By Amanda Bilek | July 22, 2013

In my last Biomass Magazine column, I wrote about the enormous potential of biogas in meeting our transportation needs and as a component of a diverse fuel mix. New projects and data are demonstrating that biogas as a transportation fuel is no longer a vision, but a market reality. Under both the federal renewable fuel standard 2 (RFS2) and California’s Low Carbon Fuel Standard, biogas is an emerging contributor to a diverse, low-carbon fuel mix.While  progress is encouraging, there is still a large amount of untapped potential, leaving plenty of room for expansion and opportunity for innovative project models.

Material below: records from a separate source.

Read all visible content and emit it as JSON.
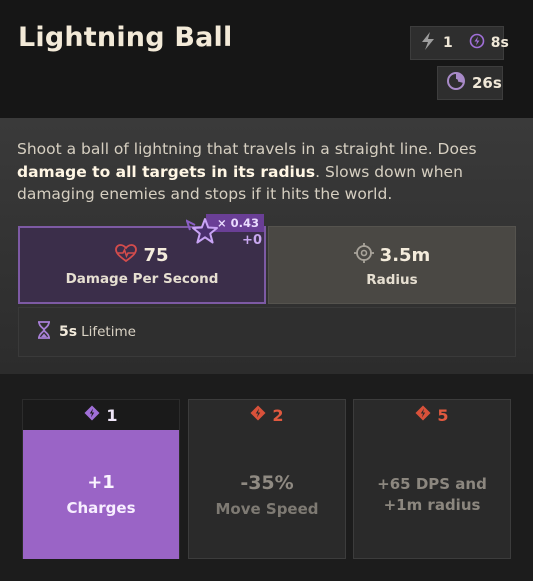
{
  "ability": {
    "title": "Lightning Ball",
    "charges": "1",
    "charge_cooldown": "8s",
    "cooldown": "26s"
  },
  "description": {
    "part1": "Shoot a ball of lightning that travels in a straight line. Does ",
    "bold": "damage to all targets in its radius",
    "part2": ". Slows down when damaging enemies and stops if it hits the world."
  },
  "stats": {
    "dps": {
      "value": "75",
      "label": "Damage Per Second",
      "scale_multiplier": "× 0.43",
      "scale_bonus": "+0"
    },
    "radius": {
      "value": "3.5m",
      "label": "Radius"
    },
    "lifetime": {
      "value": "5s",
      "label": "Lifetime"
    }
  },
  "upgrades": [
    {
      "cost": "1",
      "line1": "+1",
      "line2": "Charges",
      "active": true
    },
    {
      "cost": "2",
      "line1": "-35%",
      "line2": "Move Speed",
      "active": false
    },
    {
      "cost": "5",
      "line1": "+65 DPS and +1m radius",
      "active": false
    }
  ],
  "colors": {
    "accent_purple": "#9a64c6",
    "spirit_purple": "#7d5aa4",
    "cost_red": "#e0593f"
  },
  "icons": {
    "charges": "lightning-bolt-icon",
    "charge_cooldown": "spirit-bolt-icon",
    "cooldown": "cooldown-clock-icon",
    "dps": "heart-pulse-icon",
    "radius": "crosshair-icon",
    "lifetime": "hourglass-icon",
    "scaling": "spirit-star-icon",
    "cost_active": "purple-diamond-icon",
    "cost_locked": "red-diamond-icon"
  }
}
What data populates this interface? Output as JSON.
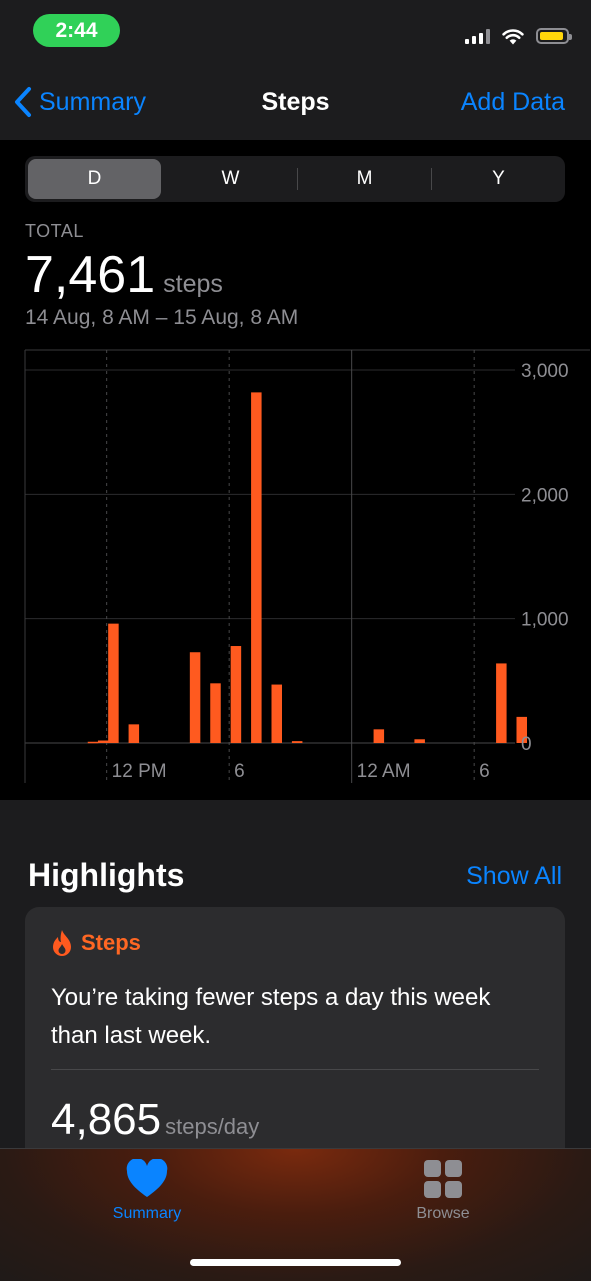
{
  "status_bar": {
    "time": "2:44"
  },
  "nav": {
    "back_label": "Summary",
    "title": "Steps",
    "action_label": "Add Data"
  },
  "segments": [
    {
      "label": "D",
      "active": true
    },
    {
      "label": "W",
      "active": false
    },
    {
      "label": "M",
      "active": false
    },
    {
      "label": "Y",
      "active": false
    }
  ],
  "summary": {
    "total_label": "TOTAL",
    "total_value": "7,461",
    "total_unit": "steps",
    "range": "14 Aug, 8 AM – 15 Aug, 8 AM"
  },
  "chart_data": {
    "type": "bar",
    "x_tick_labels": [
      "12 PM",
      "6",
      "12 AM",
      "6"
    ],
    "y_tick_labels": [
      "3,000",
      "2,000",
      "1,000",
      "0"
    ],
    "ylim": [
      0,
      3000
    ],
    "color": "#ff5a1f",
    "bars": [
      {
        "hour": 11,
        "value": 10
      },
      {
        "hour": 11.5,
        "value": 20
      },
      {
        "hour": 12,
        "value": 960
      },
      {
        "hour": 13,
        "value": 150
      },
      {
        "hour": 16,
        "value": 730
      },
      {
        "hour": 17,
        "value": 480
      },
      {
        "hour": 18,
        "value": 780
      },
      {
        "hour": 19,
        "value": 2820
      },
      {
        "hour": 20,
        "value": 470
      },
      {
        "hour": 21,
        "value": 15
      },
      {
        "hour": 25,
        "value": 110
      },
      {
        "hour": 27,
        "value": 30
      },
      {
        "hour": 31,
        "value": 640
      },
      {
        "hour": 32,
        "value": 210
      }
    ]
  },
  "highlights": {
    "title": "Highlights",
    "show_all": "Show All",
    "card": {
      "heading": "Steps",
      "text": "You’re taking fewer steps a day this week than last week.",
      "value": "4,865",
      "unit": "steps/day"
    }
  },
  "tabbar": {
    "tabs": [
      {
        "label": "Summary",
        "active": true,
        "icon": "heart-icon"
      },
      {
        "label": "Browse",
        "active": false,
        "icon": "grid-icon"
      }
    ],
    "active_color": "#0a84ff",
    "inactive_color": "#8e8e93"
  }
}
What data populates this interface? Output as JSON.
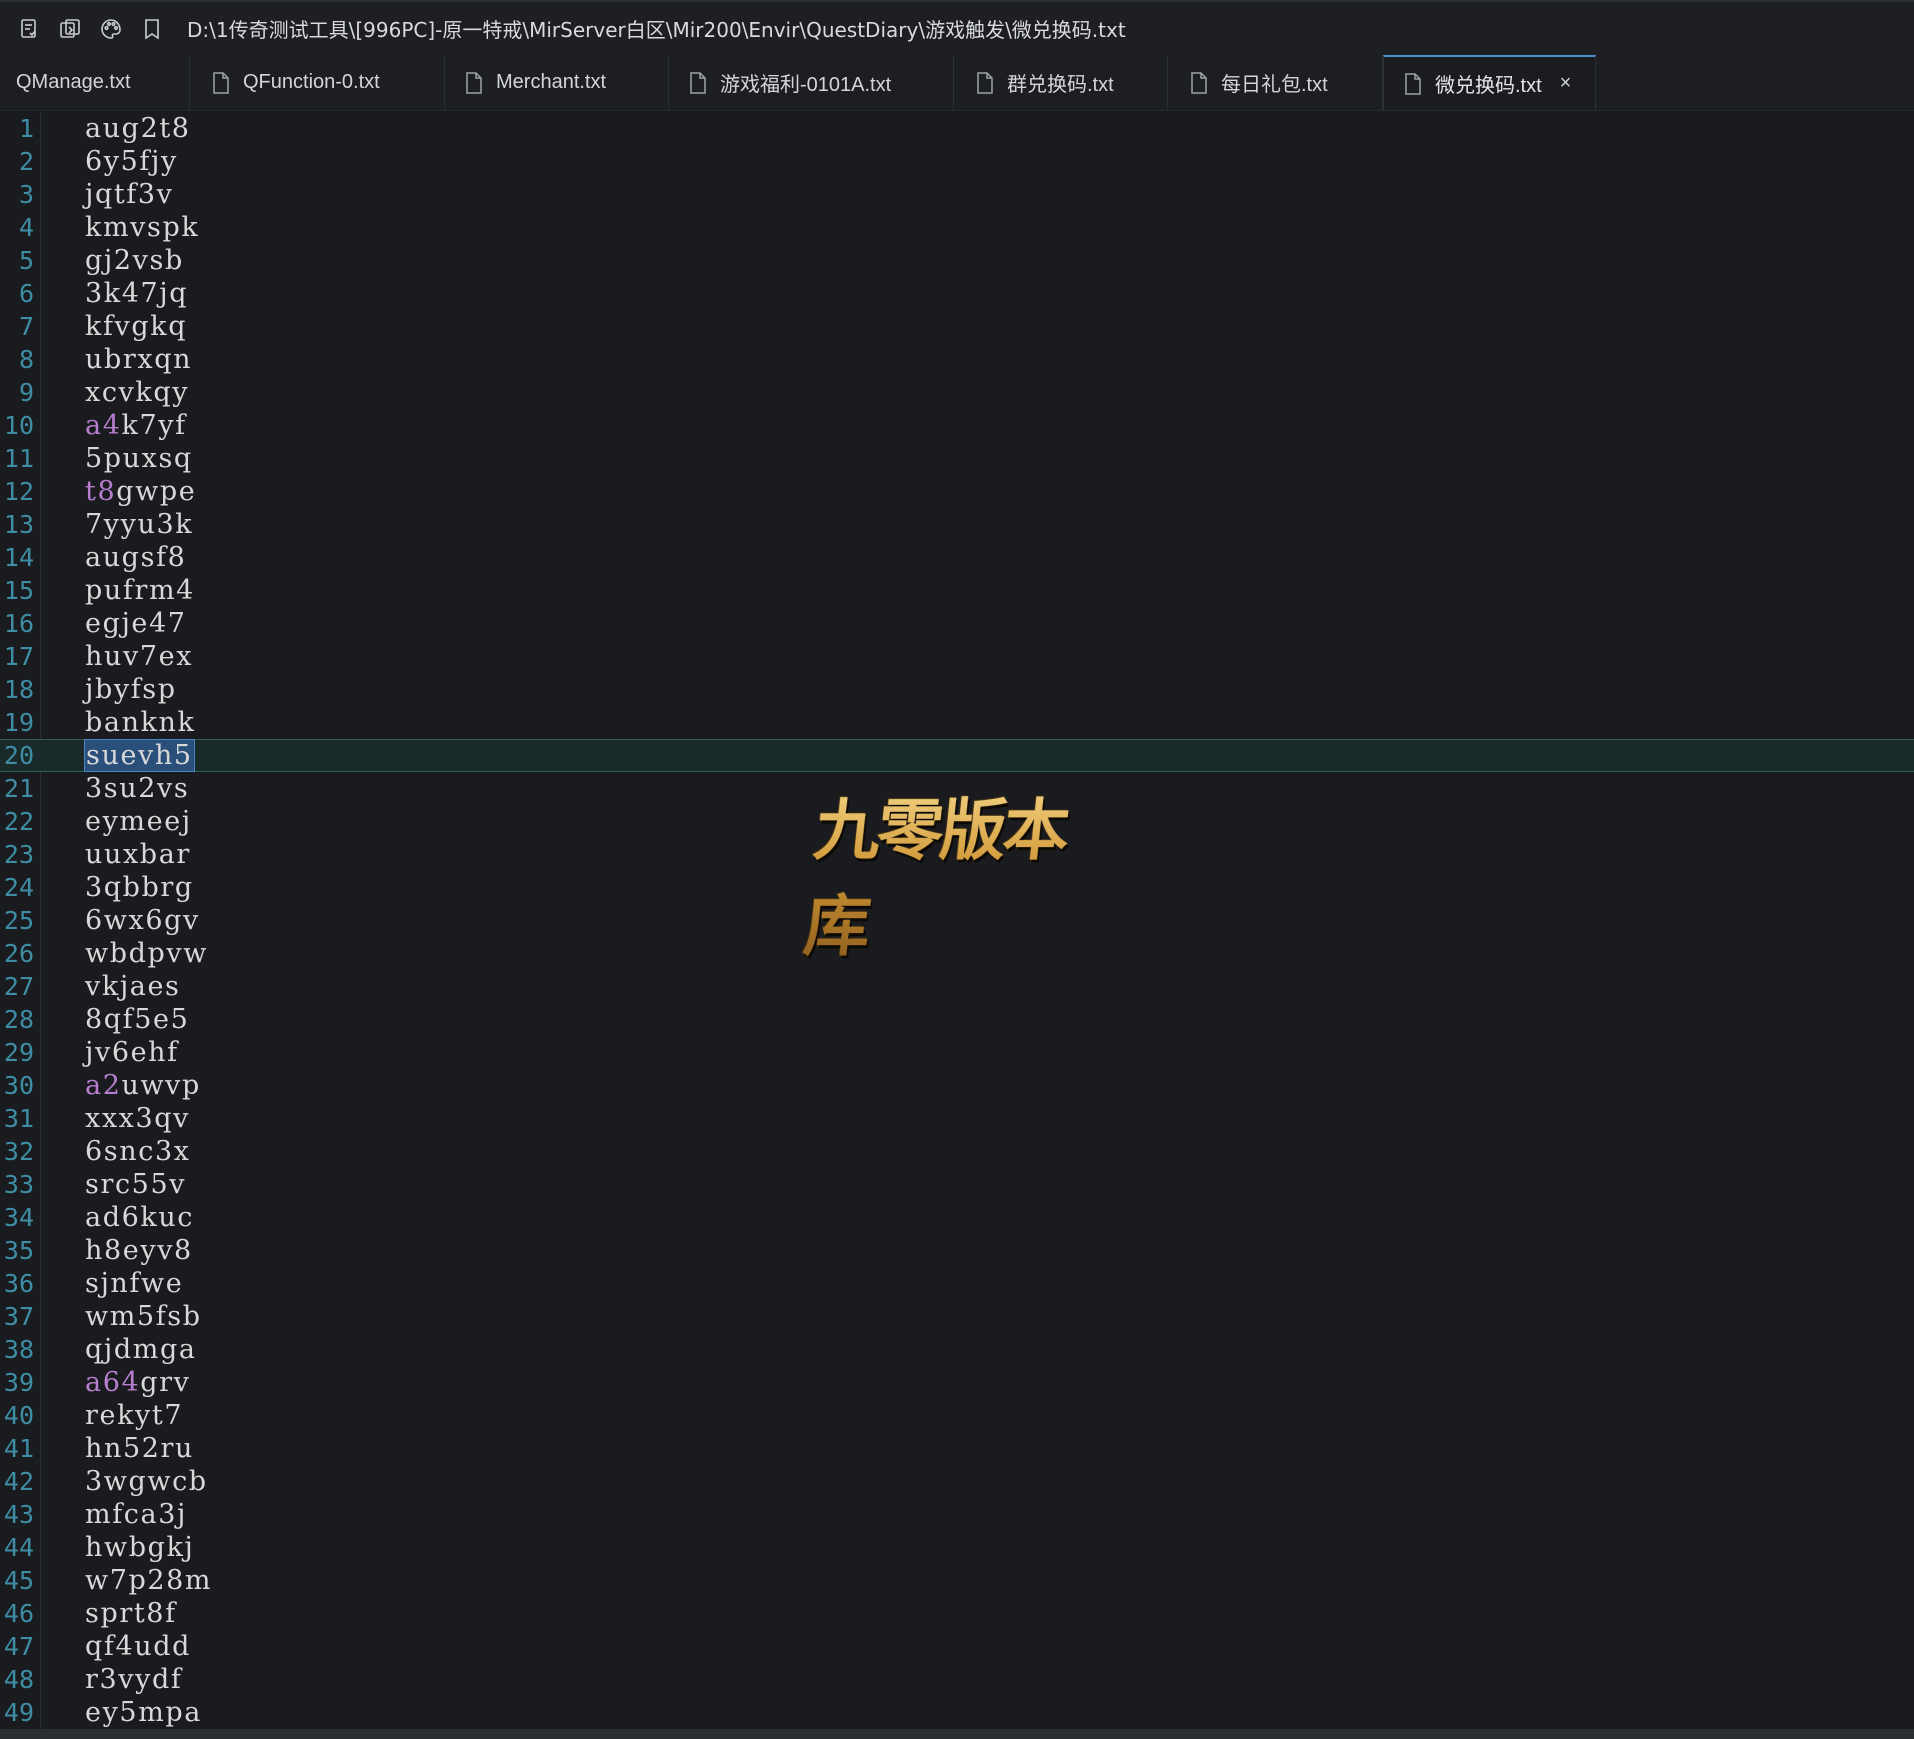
{
  "titlebar": {
    "icons": [
      "save-all-icon",
      "compare-icon",
      "palette-icon",
      "bookmark-icon"
    ],
    "path": "D:\\1传奇测试工具\\[996PC]-原一特戒\\MirServer白区\\Mir200\\Envir\\QuestDiary\\游戏触发\\微兑换码.txt"
  },
  "tabs": [
    {
      "label": "QManage.txt",
      "icon": false,
      "active": false
    },
    {
      "label": "QFunction-0.txt",
      "icon": true,
      "active": false
    },
    {
      "label": "Merchant.txt",
      "icon": true,
      "active": false
    },
    {
      "label": "游戏福利-0101A.txt",
      "icon": true,
      "active": false
    },
    {
      "label": "群兑换码.txt",
      "icon": true,
      "active": false
    },
    {
      "label": "每日礼包.txt",
      "icon": true,
      "active": false
    },
    {
      "label": "微兑换码.txt",
      "icon": true,
      "active": true,
      "close": "×"
    }
  ],
  "editor": {
    "current_line": 20,
    "lines": [
      {
        "n": "1",
        "text": "aug2t8"
      },
      {
        "n": "2",
        "text": "6y5fjy"
      },
      {
        "n": "3",
        "text": "jqtf3v"
      },
      {
        "n": "4",
        "text": "kmvspk"
      },
      {
        "n": "5",
        "text": "gj2vsb"
      },
      {
        "n": "6",
        "text": "3k47jq"
      },
      {
        "n": "7",
        "text": "kfvgkq"
      },
      {
        "n": "8",
        "text": "ubrxqn"
      },
      {
        "n": "9",
        "text": "xcvkqy"
      },
      {
        "n": "10",
        "text": "k7yf",
        "prefix": "a4"
      },
      {
        "n": "11",
        "text": "5puxsq"
      },
      {
        "n": "12",
        "text": "gwpe",
        "prefix": "t8"
      },
      {
        "n": "13",
        "text": "7yyu3k"
      },
      {
        "n": "14",
        "text": "augsf8"
      },
      {
        "n": "15",
        "text": "pufrm4"
      },
      {
        "n": "16",
        "text": "egje47"
      },
      {
        "n": "17",
        "text": "huv7ex"
      },
      {
        "n": "18",
        "text": "jbyfsp"
      },
      {
        "n": "19",
        "text": "banknk"
      },
      {
        "n": "20",
        "text": "suevh5",
        "selected": true
      },
      {
        "n": "21",
        "text": "3su2vs"
      },
      {
        "n": "22",
        "text": "eymeej"
      },
      {
        "n": "23",
        "text": "uuxbar"
      },
      {
        "n": "24",
        "text": "3qbbrg"
      },
      {
        "n": "25",
        "text": "6wx6gv"
      },
      {
        "n": "26",
        "text": "wbdpvw"
      },
      {
        "n": "27",
        "text": "vkjaes"
      },
      {
        "n": "28",
        "text": "8qf5e5"
      },
      {
        "n": "29",
        "text": "jv6ehf"
      },
      {
        "n": "30",
        "text": "uwvp",
        "prefix": "a2"
      },
      {
        "n": "31",
        "text": "xxx3qv"
      },
      {
        "n": "32",
        "text": "6snc3x"
      },
      {
        "n": "33",
        "text": "src55v"
      },
      {
        "n": "34",
        "text": "ad6kuc"
      },
      {
        "n": "35",
        "text": "h8eyv8"
      },
      {
        "n": "36",
        "text": "sjnfwe"
      },
      {
        "n": "37",
        "text": "wm5fsb"
      },
      {
        "n": "38",
        "text": "qjdmga"
      },
      {
        "n": "39",
        "text": "grv",
        "prefix": "a64"
      },
      {
        "n": "40",
        "text": "rekyt7"
      },
      {
        "n": "41",
        "text": "hn52ru"
      },
      {
        "n": "42",
        "text": "3wgwcb"
      },
      {
        "n": "43",
        "text": "mfca3j"
      },
      {
        "n": "44",
        "text": "hwbgkj"
      },
      {
        "n": "45",
        "text": "w7p28m"
      },
      {
        "n": "46",
        "text": "sprt8f"
      },
      {
        "n": "47",
        "text": "qf4udd"
      },
      {
        "n": "48",
        "text": "r3vydf"
      },
      {
        "n": "49",
        "text": "ey5mpa"
      }
    ]
  },
  "watermark": {
    "text": "九零版本库"
  },
  "colors": {
    "background": "#191b1f",
    "line_number": "#3e8da4",
    "text": "#d8d8d8",
    "highlight": "#b77ed0",
    "active_tab_accent": "#4a90d9",
    "current_line_border": "#2e5f56",
    "selection": "#2a4f7a"
  }
}
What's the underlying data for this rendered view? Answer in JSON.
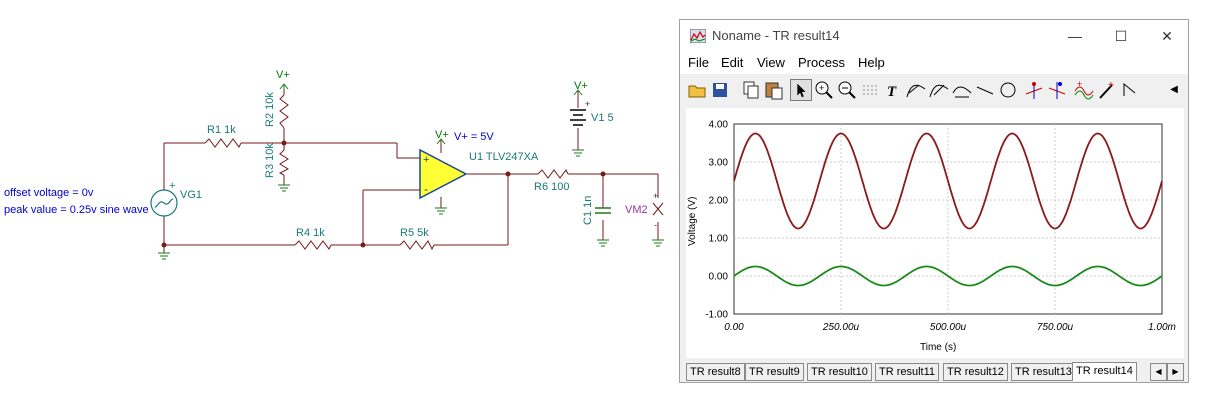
{
  "schematic": {
    "annotations": {
      "offset": "offset voltage = 0v",
      "peak": "peak value = 0.25v sine wave"
    },
    "components": {
      "vg1": "VG1",
      "r1": "R1 1k",
      "r2": "R2 10k",
      "r3": "R3 10k",
      "r4": "R4 1k",
      "r5": "R5 5k",
      "r6": "R6 100",
      "c1": "C1 1n",
      "u1": "U1 TLV247XA",
      "v1": "V1 5",
      "vm2": "VM2",
      "vplus_label": "V+",
      "vplus_value": "V+ = 5V"
    },
    "symbols": {
      "plus": "+",
      "minus": "-"
    }
  },
  "window": {
    "title": "Noname - TR result14",
    "controls": {
      "minimize": "—",
      "maximize": "☐",
      "close": "✕"
    },
    "menu": [
      "File",
      "Edit",
      "View",
      "Process",
      "Help"
    ],
    "toolbar_icons": [
      "open-icon",
      "save-icon",
      "copy-icon",
      "paste-icon",
      "pointer-icon",
      "zoom-in-icon",
      "zoom-out-icon",
      "grid-icon",
      "text-icon",
      "cursor-a-icon",
      "cursor-b-icon",
      "cursor-c-icon",
      "line-icon",
      "circle-icon",
      "marker-a-icon",
      "marker-b-icon",
      "wave-icon",
      "probe-icon",
      "step-icon",
      "scroll-left-icon"
    ],
    "tabs": [
      "TR result8",
      "TR result9",
      "TR result10",
      "TR result11",
      "TR result12",
      "TR result13",
      "TR result14"
    ],
    "active_tab": "TR result14",
    "tab_scroll": {
      "left": "◀",
      "right": "▶"
    }
  },
  "chart_data": {
    "type": "line",
    "xlabel": "Time (s)",
    "ylabel": "Voltage (V)",
    "xlim": [
      0,
      0.001
    ],
    "ylim": [
      -1,
      4
    ],
    "x_ticks": [
      "0.00",
      "250.00u",
      "500.00u",
      "750.00u",
      "1.00m"
    ],
    "y_ticks": [
      "4.00",
      "3.00",
      "2.00",
      "1.00",
      "0.00",
      "-1.00"
    ],
    "grid": true,
    "colors": {
      "output": "#8b1a1a",
      "input": "#1a8a1a"
    },
    "series": [
      {
        "offset": 2.5,
        "amplitude": 1.25,
        "frequency_hz": 5000,
        "phase_deg": 0,
        "color": "#8b1a1a"
      },
      {
        "offset": 0.0,
        "amplitude": 0.25,
        "frequency_hz": 5000,
        "phase_deg": 0,
        "color": "#1a8a1a"
      }
    ]
  }
}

Starting with the RFS2, the first several months of 2013 have been an impressive growth period for biogas transportation projects. According to U.S. EPA data, biogas has generated nearly 2.3 million gallons of advanced biofuels in the first five months. Nearly 70 percent of those gallons were produced in March, April and May. The total advanced biofuel pool was 194 million gallons, and while the 2.3 million gallons of biogas fuel represents a small portion, steady growth in March, April and May is definitely a positive sign. Furthermore, the majority of advanced biofuel gallons is attributed to imports of Brazilian sugarcane ethanol, whereas biogas gallons are supplied by domestic projects, representing an important economic development for many U.S. states. Previous analysis concludes the potential for using biogas as advanced biofuel is much larger than current use, demonstrating there is room for significant growth.
In California, under the LCFS program, biogas is already helping to achieve program goals and is projected to make an even larger contribution in the future. In 2009, California established a policy to reduce the carbon intensity of […]